#### Supplied records:
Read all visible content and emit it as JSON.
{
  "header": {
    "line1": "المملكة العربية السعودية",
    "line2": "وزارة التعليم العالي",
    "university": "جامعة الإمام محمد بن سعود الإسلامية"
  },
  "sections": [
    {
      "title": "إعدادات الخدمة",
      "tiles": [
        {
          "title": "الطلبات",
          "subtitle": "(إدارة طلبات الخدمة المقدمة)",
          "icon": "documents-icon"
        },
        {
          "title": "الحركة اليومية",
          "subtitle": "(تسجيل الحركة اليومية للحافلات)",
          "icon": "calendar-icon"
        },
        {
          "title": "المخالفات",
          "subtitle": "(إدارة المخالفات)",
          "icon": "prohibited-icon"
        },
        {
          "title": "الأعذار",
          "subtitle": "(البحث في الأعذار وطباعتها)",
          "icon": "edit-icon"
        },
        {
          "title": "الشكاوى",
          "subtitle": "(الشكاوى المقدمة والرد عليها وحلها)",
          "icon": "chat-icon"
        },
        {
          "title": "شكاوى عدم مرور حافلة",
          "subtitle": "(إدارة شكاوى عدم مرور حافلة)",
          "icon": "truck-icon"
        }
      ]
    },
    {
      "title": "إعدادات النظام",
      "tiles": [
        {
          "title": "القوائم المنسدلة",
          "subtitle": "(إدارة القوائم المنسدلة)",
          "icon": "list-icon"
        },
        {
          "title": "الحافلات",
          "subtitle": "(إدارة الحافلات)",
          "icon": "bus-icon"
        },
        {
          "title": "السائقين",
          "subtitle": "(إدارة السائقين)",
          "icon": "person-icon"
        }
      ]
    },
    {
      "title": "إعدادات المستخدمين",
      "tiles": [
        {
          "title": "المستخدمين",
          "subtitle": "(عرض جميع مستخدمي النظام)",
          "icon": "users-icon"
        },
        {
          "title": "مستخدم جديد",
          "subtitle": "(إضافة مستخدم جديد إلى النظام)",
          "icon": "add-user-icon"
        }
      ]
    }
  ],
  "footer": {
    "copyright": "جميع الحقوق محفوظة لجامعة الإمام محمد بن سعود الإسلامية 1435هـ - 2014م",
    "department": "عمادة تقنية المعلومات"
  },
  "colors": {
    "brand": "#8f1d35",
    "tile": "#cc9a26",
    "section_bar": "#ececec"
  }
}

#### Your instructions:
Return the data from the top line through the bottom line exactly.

#### Written response:
Read all visible content and emit it as JSON.
{
  "header": {
    "line1": "المملكة العربية السعودية",
    "line2": "وزارة التعليم العالي",
    "university": "جامعة الإمام محمد بن سعود الإسلامية"
  },
  "sections": [
    {
      "title": "إعدادات الخدمة",
      "tiles": [
        {
          "title": "الطلبات",
          "subtitle": "(إدارة طلبات الخدمة المقدمة)",
          "icon": "documents-icon"
        },
        {
          "title": "الحركة اليومية",
          "subtitle": "(تسجيل الحركة اليومية للحافلات)",
          "icon": "calendar-icon"
        },
        {
          "title": "المخالفات",
          "subtitle": "(إدارة المخالفات)",
          "icon": "prohibited-icon"
        },
        {
          "title": "الأعذار",
          "subtitle": "(البحث في الأعذار وطباعتها)",
          "icon": "edit-icon"
        },
        {
          "title": "الشكاوى",
          "subtitle": "(الشكاوى المقدمة والرد عليها وحلها)",
          "icon": "chat-icon"
        },
        {
          "title": "شكاوى عدم مرور حافلة",
          "subtitle": "(إدارة شكاوى عدم مرور حافلة)",
          "icon": "truck-icon"
        }
      ]
    },
    {
      "title": "إعدادات النظام",
      "tiles": [
        {
          "title": "القوائم المنسدلة",
          "subtitle": "(إدارة القوائم المنسدلة)",
          "icon": "list-icon"
        },
        {
          "title": "الحافلات",
          "subtitle": "(إدارة الحافلات)",
          "icon": "bus-icon"
        },
        {
          "title": "السائقين",
          "subtitle": "(إدارة السائقين)",
          "icon": "person-icon"
        }
      ]
    },
    {
      "title": "إعدادات المستخدمين",
      "tiles": [
        {
          "title": "المستخدمين",
          "subtitle": "(عرض جميع مستخدمي النظام)",
          "icon": "users-icon"
        },
        {
          "title": "مستخدم جديد",
          "subtitle": "(إضافة مستخدم جديد إلى النظام)",
          "icon": "add-user-icon"
        }
      ]
    }
  ],
  "footer": {
    "copyright": "جميع الحقوق محفوظة لجامعة الإمام محمد بن سعود الإسلامية 1435هـ - 2014م",
    "department": "عمادة تقنية المعلومات"
  },
  "colors": {
    "brand": "#8f1d35",
    "tile": "#cc9a26",
    "section_bar": "#ececec"
  }
}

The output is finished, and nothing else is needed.